  • Mittelstadt, B.D.M. (2013) "Personal health monitoring" In: FRRIICT Observatory.
  • Mittelstadt, B.D.M. (2013) "Personal data protection" In: FRRIICT Observatory.
  • Mittelstadt, B.D.M. (2009) Transforming the Brute: On the Ethical Acceptability of Creating Painless Animals. Linkoping University Electronic Press.
  • Digital Social Research: Methods Core

    This course provides students with the opportunity to engage with the methodological, ethical and philosophical underpinnings of quantitative and qualitative social science research practices.

  • Ethics of Biomedical Big Data. Part 1: Introduction

    Recorded: 27 April 2015

    Duration: 00:05:37

    Workshop bringing together expertise to address emerging challenges in the field, and the requirements for a European framework for ethical usage of biomedical Big Data.

  • Ethics of Biomedical Big Data. Part 3: Brent Mittelstadt

    Recorded: 27 April 2015

    Duration: 00:19:29

    Workshop bringing together expertise to address emerging challenges in the field, and the requirements for a European framework for ethical usage of biomedical Big Data.

  • Workshop: Ethics of Biomedical Big Data

    27 April 2015

    Workshop bringing together expertise to address emerging challenges in the field, and the requirements for a European framework for ethical usage of biomedical Big Data.

  • I’LL BE WATCHING YOU – PRIVACY IN A SURVEILLANCE AGE

    23 November 2015 The Ethics Centre


    Brent Mittelstadt writes about the implications of increased surveillance for privacy in the wake of Australia's new data retention law coming into effect.

  • I’ll Be Watching You – Privacy in a Surveillance Age

    12 November 2015 ethics centre


    Australia has passed a new data retention law for telecommunications providers which requires Telecoms and ISPs to retain metadata of personal communications for two years. Brent Mittelstadt considers the implications for individuals' privacy.

  • BBC Word News report on Google time lapse images

    19 May 2015 BBC World News


    Google and the University of Washington have created a set of striking time-lapse photos using publicly available photos.
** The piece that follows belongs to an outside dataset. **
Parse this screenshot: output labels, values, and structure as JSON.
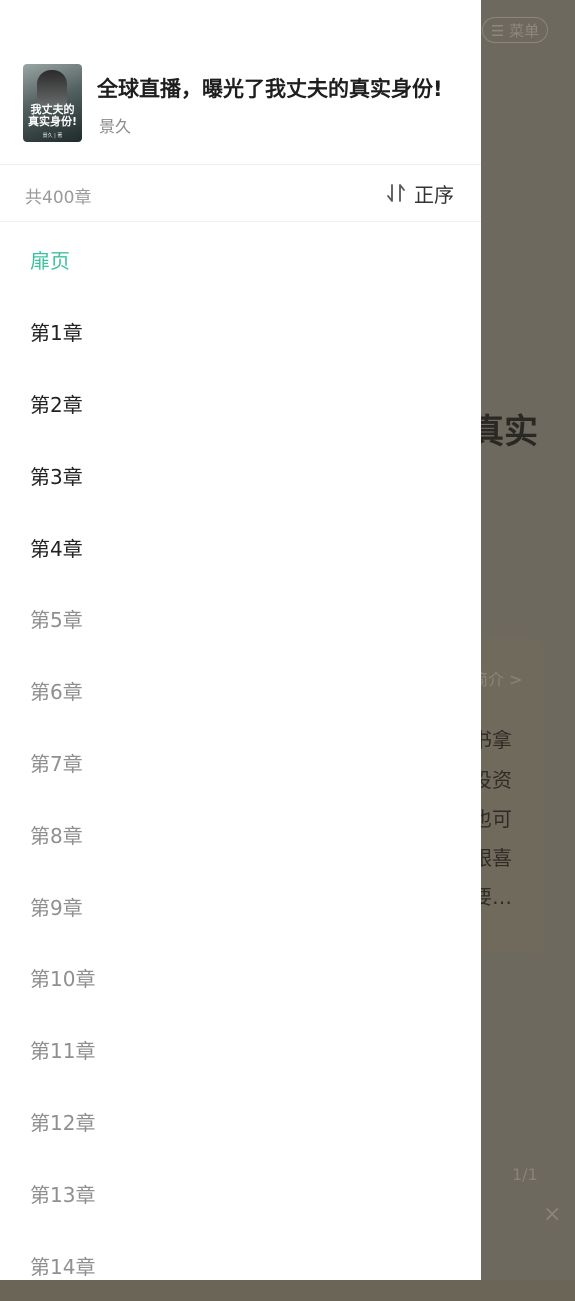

Brent Mittelstadt comments on the ethical issues raised by the increasing efficiency of data mining techniques.

  • Are doctors gradually becoming surplus to requirements?

    1 May 2015 ing.world


    As diagnostic health-related technology advances doctors may be seen as 'second opinions'. Brent Mittelstadt has concerns and is currently working on specific proposals to regulate companies' data collection and use.